|The Punisher (1989) Blu ray Reversible Cover Art|
Now, let's get down to the real reason I, and probably you, got this film. It's for the alternate versions found on this disc. This release from UE provides us with 3 different versions of the film, all located on a single disc; The Regular Theatrical Release, The Uncut Version, and The Goldblatt Workprint Version.
- The Theatrical Cut is presented in HD and looks as good as it's ever going to look, but complete with graininess as I stated before. The other 2 versions however, the Uncut and Workprint, are both presented in SD (Standard Definition).
- The Uncut Version, which I was told includes about 10 seconds of additional violence in certain scenes, is actually pretty good in terms of quality. In fact, it's pretty darn close to the HD transfer of the Theatrical Cut.
- The Workprint Version however, is a bit more of a downgrade. The quality seems to come from a VHS or Beta source. Still, when you consider the fact that you can finally see the 17 minute prologue completely edited into the film in a fairly decent quality, when the only available version I'd ever come across before was very poor quality in little clips, well that's just awesome.
Also located in the Special Features are 2 interviews; One with director Mark Goldblatt, which is very informative, and the other with Lundgren at a gym. While the Lundgren interview is much shorter and even comes across as impromptu since he's standing there sweating after working out, it also offers some very good bits of information regarding his casting and how he prepared for the role.
All in all an outstanding release if you ask me. I've been having a blast digging through all 3 different versions as well as the interviews. If there was anything I could have asked them to add or change, I would have loved to have seen the Workprint Version also in HD, and though it's never been mentioned anywhere to my knowledge, I would love to see a "Making Of" featurette.

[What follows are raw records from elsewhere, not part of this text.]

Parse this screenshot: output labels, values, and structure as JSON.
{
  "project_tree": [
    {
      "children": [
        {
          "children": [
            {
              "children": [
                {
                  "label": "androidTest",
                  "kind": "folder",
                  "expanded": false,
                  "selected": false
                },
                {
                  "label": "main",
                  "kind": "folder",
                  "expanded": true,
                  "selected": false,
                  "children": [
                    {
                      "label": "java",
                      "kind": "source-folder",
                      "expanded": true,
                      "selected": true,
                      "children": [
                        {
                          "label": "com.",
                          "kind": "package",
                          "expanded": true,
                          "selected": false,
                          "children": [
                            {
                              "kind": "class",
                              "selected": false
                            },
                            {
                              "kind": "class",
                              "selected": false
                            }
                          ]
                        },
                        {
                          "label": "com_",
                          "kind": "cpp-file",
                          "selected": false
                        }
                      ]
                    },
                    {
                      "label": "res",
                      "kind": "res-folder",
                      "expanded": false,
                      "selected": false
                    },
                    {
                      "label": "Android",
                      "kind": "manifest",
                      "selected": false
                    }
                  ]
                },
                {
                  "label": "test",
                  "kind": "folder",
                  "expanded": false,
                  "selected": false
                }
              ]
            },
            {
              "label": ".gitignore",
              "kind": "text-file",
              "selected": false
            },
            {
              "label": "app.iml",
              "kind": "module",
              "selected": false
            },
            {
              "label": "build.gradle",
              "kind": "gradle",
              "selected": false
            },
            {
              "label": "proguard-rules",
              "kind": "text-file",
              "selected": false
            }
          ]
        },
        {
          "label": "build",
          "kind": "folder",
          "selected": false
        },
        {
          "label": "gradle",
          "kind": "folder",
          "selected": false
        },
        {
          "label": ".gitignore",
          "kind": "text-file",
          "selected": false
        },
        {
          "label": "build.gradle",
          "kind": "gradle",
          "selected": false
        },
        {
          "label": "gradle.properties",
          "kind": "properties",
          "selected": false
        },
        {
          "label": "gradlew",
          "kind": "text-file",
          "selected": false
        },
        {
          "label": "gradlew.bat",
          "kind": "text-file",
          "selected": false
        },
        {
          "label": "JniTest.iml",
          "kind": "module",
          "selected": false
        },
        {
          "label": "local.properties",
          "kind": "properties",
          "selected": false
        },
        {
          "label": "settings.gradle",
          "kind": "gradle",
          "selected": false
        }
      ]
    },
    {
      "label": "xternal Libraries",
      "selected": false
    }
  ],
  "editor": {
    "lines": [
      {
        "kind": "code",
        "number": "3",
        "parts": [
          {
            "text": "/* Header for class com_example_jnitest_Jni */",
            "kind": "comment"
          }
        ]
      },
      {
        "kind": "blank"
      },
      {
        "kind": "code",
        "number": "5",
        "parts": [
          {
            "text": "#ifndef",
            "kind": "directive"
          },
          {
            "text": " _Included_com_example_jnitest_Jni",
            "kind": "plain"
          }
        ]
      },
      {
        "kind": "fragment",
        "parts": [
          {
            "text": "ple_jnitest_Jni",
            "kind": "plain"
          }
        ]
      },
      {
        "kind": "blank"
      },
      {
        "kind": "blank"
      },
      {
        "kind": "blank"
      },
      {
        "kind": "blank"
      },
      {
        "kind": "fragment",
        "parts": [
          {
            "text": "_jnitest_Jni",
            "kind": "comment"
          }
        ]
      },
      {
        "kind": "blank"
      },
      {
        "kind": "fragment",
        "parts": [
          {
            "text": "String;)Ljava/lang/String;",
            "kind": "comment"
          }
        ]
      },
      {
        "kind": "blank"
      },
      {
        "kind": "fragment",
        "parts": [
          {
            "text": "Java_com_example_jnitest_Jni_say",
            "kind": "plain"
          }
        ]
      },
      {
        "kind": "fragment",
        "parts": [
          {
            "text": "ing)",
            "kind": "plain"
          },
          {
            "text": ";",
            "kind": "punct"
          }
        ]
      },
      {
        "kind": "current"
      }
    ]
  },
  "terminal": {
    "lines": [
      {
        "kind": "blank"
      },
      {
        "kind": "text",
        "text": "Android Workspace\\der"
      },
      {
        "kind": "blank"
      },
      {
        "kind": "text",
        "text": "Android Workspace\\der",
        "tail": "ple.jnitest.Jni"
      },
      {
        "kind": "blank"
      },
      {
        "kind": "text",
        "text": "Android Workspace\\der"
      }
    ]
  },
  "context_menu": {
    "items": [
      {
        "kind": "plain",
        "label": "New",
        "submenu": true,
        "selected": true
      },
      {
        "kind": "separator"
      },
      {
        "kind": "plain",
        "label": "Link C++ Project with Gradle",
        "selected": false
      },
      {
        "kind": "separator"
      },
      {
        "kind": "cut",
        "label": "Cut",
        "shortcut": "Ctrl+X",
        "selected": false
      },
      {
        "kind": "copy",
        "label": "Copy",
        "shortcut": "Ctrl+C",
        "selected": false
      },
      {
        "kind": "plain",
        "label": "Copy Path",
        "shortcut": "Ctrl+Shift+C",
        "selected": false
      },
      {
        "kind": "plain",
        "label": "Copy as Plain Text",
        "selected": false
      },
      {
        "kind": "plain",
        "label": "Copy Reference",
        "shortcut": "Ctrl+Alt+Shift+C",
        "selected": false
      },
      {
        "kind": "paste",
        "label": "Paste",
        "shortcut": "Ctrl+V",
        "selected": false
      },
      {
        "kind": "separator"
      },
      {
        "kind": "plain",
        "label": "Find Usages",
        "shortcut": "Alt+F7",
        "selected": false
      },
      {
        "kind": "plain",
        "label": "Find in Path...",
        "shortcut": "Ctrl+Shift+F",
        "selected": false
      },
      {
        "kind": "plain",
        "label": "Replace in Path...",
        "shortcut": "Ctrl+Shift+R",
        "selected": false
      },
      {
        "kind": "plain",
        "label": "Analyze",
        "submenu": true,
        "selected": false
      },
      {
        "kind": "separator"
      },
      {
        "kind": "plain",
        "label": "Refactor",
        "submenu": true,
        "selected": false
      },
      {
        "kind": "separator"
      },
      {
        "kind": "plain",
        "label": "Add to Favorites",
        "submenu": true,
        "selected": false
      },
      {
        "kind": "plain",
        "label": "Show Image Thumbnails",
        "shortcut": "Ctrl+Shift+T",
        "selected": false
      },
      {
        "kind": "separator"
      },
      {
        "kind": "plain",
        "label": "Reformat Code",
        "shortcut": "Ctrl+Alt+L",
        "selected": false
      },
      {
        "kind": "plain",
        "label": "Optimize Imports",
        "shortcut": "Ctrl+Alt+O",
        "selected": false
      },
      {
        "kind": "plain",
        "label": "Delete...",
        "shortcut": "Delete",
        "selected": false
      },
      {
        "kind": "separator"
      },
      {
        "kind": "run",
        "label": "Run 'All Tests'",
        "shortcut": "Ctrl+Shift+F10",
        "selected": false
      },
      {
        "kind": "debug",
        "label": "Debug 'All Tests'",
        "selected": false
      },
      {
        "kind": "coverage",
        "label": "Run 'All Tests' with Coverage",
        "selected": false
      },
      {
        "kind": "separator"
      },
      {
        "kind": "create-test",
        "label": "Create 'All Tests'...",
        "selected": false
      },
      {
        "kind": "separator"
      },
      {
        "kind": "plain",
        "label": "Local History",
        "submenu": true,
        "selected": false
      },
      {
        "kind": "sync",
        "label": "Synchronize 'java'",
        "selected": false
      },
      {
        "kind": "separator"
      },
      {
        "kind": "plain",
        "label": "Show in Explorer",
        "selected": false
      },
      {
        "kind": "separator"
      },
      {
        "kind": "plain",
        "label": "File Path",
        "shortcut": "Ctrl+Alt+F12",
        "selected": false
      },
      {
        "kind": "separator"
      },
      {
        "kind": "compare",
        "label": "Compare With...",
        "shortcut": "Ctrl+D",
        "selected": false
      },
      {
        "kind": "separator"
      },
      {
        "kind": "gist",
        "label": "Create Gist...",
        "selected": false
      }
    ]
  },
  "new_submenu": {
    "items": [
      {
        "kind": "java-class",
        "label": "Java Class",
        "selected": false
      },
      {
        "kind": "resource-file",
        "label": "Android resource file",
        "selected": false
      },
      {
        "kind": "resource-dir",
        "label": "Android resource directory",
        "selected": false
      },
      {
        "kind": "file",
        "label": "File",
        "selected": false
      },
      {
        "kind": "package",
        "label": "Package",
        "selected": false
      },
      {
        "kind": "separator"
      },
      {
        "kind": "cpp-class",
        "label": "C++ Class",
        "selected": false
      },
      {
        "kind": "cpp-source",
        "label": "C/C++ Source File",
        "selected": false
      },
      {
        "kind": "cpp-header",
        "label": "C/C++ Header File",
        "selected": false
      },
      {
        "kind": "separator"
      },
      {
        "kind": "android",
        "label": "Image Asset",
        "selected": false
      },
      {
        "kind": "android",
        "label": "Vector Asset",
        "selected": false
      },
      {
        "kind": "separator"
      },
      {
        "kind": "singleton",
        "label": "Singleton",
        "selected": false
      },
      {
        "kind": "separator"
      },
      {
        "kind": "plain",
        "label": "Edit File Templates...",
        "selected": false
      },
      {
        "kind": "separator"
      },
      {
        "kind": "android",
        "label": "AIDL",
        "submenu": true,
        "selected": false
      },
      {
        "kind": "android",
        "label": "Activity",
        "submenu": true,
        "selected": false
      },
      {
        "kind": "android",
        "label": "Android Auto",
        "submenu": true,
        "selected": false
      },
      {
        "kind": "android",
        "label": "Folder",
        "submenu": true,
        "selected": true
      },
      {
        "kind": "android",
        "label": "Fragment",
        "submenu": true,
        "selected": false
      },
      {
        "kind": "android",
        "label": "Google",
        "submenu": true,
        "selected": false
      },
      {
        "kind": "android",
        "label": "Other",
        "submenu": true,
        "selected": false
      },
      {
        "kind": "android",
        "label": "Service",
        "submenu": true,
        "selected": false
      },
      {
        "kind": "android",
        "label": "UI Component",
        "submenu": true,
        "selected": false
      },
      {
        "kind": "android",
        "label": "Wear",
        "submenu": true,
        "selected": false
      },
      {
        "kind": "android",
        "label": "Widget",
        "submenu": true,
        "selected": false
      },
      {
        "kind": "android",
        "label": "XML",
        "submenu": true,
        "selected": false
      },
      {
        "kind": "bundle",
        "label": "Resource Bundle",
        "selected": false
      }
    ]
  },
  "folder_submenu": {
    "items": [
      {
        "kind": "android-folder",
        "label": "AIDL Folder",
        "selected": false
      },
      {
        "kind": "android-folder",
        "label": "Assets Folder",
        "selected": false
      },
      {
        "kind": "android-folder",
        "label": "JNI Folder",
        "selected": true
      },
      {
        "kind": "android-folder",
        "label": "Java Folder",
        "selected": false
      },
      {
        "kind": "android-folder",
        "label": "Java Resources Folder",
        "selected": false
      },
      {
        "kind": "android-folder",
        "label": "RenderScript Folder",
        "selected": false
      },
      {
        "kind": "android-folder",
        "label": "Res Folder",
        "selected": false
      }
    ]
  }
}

But like I said, I've never heard of there being any behind-the-scenes footage of this particular film, so I doubt any even exists.
By now you can probably find this release on many different sites, but if you want to buy it directly from the company that produced it, you can do so HERE.
*special thanks to Jeremie Damoiseau, my friend and author of the new book "Punisher: The Secret History", for some extra bits of info regarding these different versions.
I mistakenly forgot to mention that there are other additions to the Special Features section that include an audio commentary by director Mark Goldblatt on the Uncut Version, a Gag Reel, and Theatrical Trailer.